In Almost Famous, Lester Bangs tells William just to be honest and unmerciful. I always thought that was a good lesson for this because I don’t think it helps anybody if I’m pulling punches. On the other hand, you don’t want to do that thing where you’re, Look how honest I am! And you’re just throwing crazy stuff out and hoping some of it hits. I’ve written a lot of stuff and I’m going to continue to write during the season, and the honesty of whatever I’m talking about has to have the same spirit as what was in the columns. And I definitely will not hold back. The one thing you do have to be careful of is if you’re going to criticize somebody, you just have to know that it’s going to be condensed into 140-character tweets and sent out as “Simmons said X about X.” And that stuff is going to end up in the person’s timeline and they’re going to see it. I just think that has to be in the back of your mind.
You’ve gradually been moving towards this for years, and your appearances on PTI must’ve surely given you confidence that this was something you could do well.
The more you do it, you eventually realize, What’s the big deal? There’s two cameras pointing at you and there’s a bunch of people standing there, but ultimately you’re just talking about sports. The art of doing TV is to be able to roll with the punches when stuff goes in a different direction. That’s when you’re getting good at it. That’s the stuff I’ve been trying to work on. Concentrate on ad libbing and playing off people and making a joke when you can.
You’re not the first writer to make this kind of leap. In fact’s PTI’s Tony Kornheiser had a brief stint on Monday Night Football. Has he offered any advice to you?
I talk to Tony a lot. He’s an honorary uncle, and we’re kindred spirits because neither of us can shut up. But I think Tony on Monday Night Football was a little bit of a different situation.
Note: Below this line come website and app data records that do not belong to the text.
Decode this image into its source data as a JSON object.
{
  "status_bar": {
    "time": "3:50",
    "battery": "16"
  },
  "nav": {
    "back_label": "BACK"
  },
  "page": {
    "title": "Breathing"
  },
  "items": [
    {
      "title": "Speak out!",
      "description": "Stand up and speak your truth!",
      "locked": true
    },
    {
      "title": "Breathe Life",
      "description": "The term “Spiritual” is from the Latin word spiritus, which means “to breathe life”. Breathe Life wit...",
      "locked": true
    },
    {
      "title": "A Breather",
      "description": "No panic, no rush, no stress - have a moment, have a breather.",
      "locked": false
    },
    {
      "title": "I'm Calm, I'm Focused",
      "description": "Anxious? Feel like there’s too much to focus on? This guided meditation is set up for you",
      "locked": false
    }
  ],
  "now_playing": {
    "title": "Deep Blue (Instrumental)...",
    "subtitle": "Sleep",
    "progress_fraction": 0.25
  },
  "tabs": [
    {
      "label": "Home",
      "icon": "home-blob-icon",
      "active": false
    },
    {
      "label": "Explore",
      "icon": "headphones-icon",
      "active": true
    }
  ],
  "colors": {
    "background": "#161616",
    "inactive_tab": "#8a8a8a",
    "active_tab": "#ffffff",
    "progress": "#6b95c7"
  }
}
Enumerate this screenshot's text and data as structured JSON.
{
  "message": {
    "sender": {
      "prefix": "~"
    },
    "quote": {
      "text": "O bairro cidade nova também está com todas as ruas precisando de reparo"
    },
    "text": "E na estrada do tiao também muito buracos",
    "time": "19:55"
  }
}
You’re watching a football game, and there’s a certain level of expectation for the people you’re listening to. You just want to feel like they played or they coached. It was the same problem Dennis Miller had. Every time someone talked who wasn’t the player or the coach, you’re kind of like, Well why is that guy telling me about the blitz right now? He couldn’t win. That was a no-win situation. I feel like he actually did as well as he possibly could’ve done in that spot. For me in the studio show, it’s a much easier way to succeed because there’s no game. I’m not interrupting you during a game.
I’m guessing tonight won’t be the first time they throw the four of you together to talk hoops. What’s been the learning curve?
No. It’ll be the second time. Much to my chagrin, we didn’t have a lot of rehearsal. We basically went on and did our preseason double-header last week. That was basically a live rehearsal. I think it will be one of those things where it take six weeks to figure out very subtle stuff that you just wouldn’t know unless you were doing it: When can you jump in where someone is finishing their sentence? There’s a real art to that. You need a certain rhythm and you need a certain history between the four guys, and that takes a few weeks. The other thing is, what roles do you fill? That’s something I don’t think people put enough thought into with television shows. You see every network do it; they’ll just hire people because they’re names. And they put no real thought into how those people will mesh. That’s why I thought it was so important for us to get Jalen as the fourth guy for our show. We have me and Wilbon who can drive the show from an opinion and information standpoint, and then we have Magic who is like the NBA buddha. He’s been in every conceivable situation and just understands everything that’s going on better than any of us ever could. And then you have Jalen, who played for a long time and has played against most of the guys that we’re watching right now. So I think we have a really nice blend of opinion and experience.